_WHAT IS EXPECTED_
The expected output is every entry below, exact in every character.

━━━ SOURCE DATA

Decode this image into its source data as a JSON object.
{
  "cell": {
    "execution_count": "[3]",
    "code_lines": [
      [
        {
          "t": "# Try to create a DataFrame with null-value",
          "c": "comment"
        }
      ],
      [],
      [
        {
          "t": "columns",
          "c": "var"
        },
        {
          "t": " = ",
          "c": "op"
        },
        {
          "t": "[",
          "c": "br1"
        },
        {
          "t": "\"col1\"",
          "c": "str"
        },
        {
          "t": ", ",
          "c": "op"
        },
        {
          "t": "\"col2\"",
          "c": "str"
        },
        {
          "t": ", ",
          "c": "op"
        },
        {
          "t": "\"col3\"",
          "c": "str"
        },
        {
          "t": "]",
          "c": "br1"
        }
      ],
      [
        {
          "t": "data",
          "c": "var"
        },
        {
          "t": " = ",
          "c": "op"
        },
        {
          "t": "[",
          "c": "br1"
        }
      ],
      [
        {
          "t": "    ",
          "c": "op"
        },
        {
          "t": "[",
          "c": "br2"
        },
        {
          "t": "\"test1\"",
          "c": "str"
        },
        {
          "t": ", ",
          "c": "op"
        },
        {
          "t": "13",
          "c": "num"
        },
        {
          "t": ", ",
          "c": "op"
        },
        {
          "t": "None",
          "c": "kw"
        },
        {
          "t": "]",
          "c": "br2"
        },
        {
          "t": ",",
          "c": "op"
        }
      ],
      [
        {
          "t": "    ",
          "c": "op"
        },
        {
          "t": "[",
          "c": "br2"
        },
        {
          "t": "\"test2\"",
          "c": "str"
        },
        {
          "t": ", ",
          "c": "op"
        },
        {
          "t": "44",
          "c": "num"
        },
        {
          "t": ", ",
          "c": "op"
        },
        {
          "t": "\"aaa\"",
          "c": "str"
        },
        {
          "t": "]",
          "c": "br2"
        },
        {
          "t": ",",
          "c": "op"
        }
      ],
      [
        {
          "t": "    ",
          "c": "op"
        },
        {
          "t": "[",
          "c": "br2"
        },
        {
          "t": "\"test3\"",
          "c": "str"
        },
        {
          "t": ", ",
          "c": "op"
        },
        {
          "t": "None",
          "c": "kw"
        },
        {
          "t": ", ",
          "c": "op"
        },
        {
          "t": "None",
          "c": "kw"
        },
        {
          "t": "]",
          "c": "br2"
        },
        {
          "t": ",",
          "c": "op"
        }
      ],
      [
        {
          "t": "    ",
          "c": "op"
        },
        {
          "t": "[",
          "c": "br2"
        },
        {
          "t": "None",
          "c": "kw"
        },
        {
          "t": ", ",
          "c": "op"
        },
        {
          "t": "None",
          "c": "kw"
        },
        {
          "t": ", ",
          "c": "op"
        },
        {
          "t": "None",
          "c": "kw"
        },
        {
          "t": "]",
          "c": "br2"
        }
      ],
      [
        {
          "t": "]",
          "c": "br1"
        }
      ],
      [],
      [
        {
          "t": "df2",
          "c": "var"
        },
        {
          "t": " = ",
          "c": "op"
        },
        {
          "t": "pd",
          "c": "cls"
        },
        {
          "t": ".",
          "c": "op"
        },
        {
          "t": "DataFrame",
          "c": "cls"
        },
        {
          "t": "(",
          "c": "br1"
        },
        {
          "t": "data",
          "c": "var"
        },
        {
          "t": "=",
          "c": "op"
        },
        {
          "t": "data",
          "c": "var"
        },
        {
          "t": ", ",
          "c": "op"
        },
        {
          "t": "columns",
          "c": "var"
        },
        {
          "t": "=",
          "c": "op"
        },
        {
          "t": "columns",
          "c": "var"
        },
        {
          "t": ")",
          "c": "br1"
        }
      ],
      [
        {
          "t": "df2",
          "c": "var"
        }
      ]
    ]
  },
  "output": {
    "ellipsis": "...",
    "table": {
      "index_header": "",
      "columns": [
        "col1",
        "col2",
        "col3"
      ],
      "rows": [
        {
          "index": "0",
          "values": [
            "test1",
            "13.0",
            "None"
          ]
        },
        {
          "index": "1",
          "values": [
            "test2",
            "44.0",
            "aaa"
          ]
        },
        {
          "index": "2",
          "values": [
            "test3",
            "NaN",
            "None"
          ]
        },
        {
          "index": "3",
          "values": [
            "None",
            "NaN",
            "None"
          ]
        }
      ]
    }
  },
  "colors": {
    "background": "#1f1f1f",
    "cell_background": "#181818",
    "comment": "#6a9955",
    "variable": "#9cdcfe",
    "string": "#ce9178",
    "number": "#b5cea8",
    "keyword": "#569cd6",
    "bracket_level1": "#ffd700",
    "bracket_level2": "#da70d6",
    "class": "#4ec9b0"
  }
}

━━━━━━

_ANSWER TO THE EXERCISE_
Decode this image into its source data as a JSON object.
{
  "cell": {
    "execution_count": "[3]",
    "code_lines": [
      [
        {
          "t": "# Try to create a DataFrame with null-value",
          "c": "comment"
        }
      ],
      [],
      [
        {
          "t": "columns",
          "c": "var"
        },
        {
          "t": " = ",
          "c": "op"
        },
        {
          "t": "[",
          "c": "br1"
        },
        {
          "t": "\"col1\"",
          "c": "str"
        },
        {
          "t": ", ",
          "c": "op"
        },
        {
          "t": "\"col2\"",
          "c": "str"
        },
        {
          "t": ", ",
          "c": "op"
        },
        {
          "t": "\"col3\"",
          "c": "str"
        },
        {
          "t": "]",
          "c": "br1"
        }
      ],
      [
        {
          "t": "data",
          "c": "var"
        },
        {
          "t": " = ",
          "c": "op"
        },
        {
          "t": "[",
          "c": "br1"
        }
      ],
      [
        {
          "t": "    ",
          "c": "op"
        },
        {
          "t": "[",
          "c": "br2"
        },
        {
          "t": "\"test1\"",
          "c": "str"
        },
        {
          "t": ", ",
          "c": "op"
        },
        {
          "t": "13",
          "c": "num"
        },
        {
          "t": ", ",
          "c": "op"
        },
        {
          "t": "None",
          "c": "kw"
        },
        {
          "t": "]",
          "c": "br2"
        },
        {
          "t": ",",
          "c": "op"
        }
      ],
      [
        {
          "t": "    ",
          "c": "op"
        },
        {
          "t": "[",
          "c": "br2"
        },
        {
          "t": "\"test2\"",
          "c": "str"
        },
        {
          "t": ", ",
          "c": "op"
        },
        {
          "t": "44",
          "c": "num"
        },
        {
          "t": ", ",
          "c": "op"
        },
        {
          "t": "\"aaa\"",
          "c": "str"
        },
        {
          "t": "]",
          "c": "br2"
        },
        {
          "t": ",",
          "c": "op"
        }
      ],
      [
        {
          "t": "    ",
          "c": "op"
        },
        {
          "t": "[",
          "c": "br2"
        },
        {
          "t": "\"test3\"",
          "c": "str"
        },
        {
          "t": ", ",
          "c": "op"
        },
        {
          "t": "None",
          "c": "kw"
        },
        {
          "t": ", ",
          "c": "op"
        },
        {
          "t": "None",
          "c": "kw"
        },
        {
          "t": "]",
          "c": "br2"
        },
        {
          "t": ",",
          "c": "op"
        }
      ],
      [
        {
          "t": "    ",
          "c": "op"
        },
        {
          "t": "[",
          "c": "br2"
        },
        {
          "t": "None",
          "c": "kw"
        },
        {
          "t": ", ",
          "c": "op"
        },
        {
          "t": "None",
          "c": "kw"
        },
        {
          "t": ", ",
          "c": "op"
        },
        {
          "t": "None",
          "c": "kw"
        },
        {
          "t": "]",
          "c": "br2"
        }
      ],
      [
        {
          "t": "]",
          "c": "br1"
        }
      ],
      [],
      [
        {
          "t": "df2",
          "c": "var"
        },
        {
          "t": " = ",
          "c": "op"
        },
        {
          "t": "pd",
          "c": "cls"
        },
        {
          "t": ".",
          "c": "op"
        },
        {
          "t": "DataFrame",
          "c": "cls"
        },
        {
          "t": "(",
          "c": "br1"
        },
        {
          "t": "data",
          "c": "var"
        },
        {
          "t": "=",
          "c": "op"
        },
        {
          "t": "data",
          "c": "var"
        },
        {
          "t": ", ",
          "c": "op"
        },
        {
          "t": "columns",
          "c": "var"
        },
        {
          "t": "=",
          "c": "op"
        },
        {
          "t": "columns",
          "c": "var"
        },
        {
          "t": ")",
          "c": "br1"
        }
      ],
      [
        {
          "t": "df2",
          "c": "var"
        }
      ]
    ]
  },
  "output": {
    "ellipsis": "...",
    "table": {
      "index_header": "",
      "columns": [
        "col1",
        "col2",
        "col3"
      ],
      "rows": [
        {
          "index": "0",
          "values": [
            "test1",
            "13.0",
            "None"
          ]
        },
        {
          "index": "1",
          "values": [
            "test2",
            "44.0",
            "aaa"
          ]
        },
        {
          "index": "2",
          "values": [
            "test3",
            "NaN",
            "None"
          ]
        },
        {
          "index": "3",
          "values": [
            "None",
            "NaN",
            "None"
          ]
        }
      ]
    }
  },
  "colors": {
    "background": "#1f1f1f",
    "cell_background": "#181818",
    "comment": "#6a9955",
    "variable": "#9cdcfe",
    "string": "#ce9178",
    "number": "#b5cea8",
    "keyword": "#569cd6",
    "bracket_level1": "#ffd700",
    "bracket_level2": "#da70d6",
    "class": "#4ec9b0"
  }
}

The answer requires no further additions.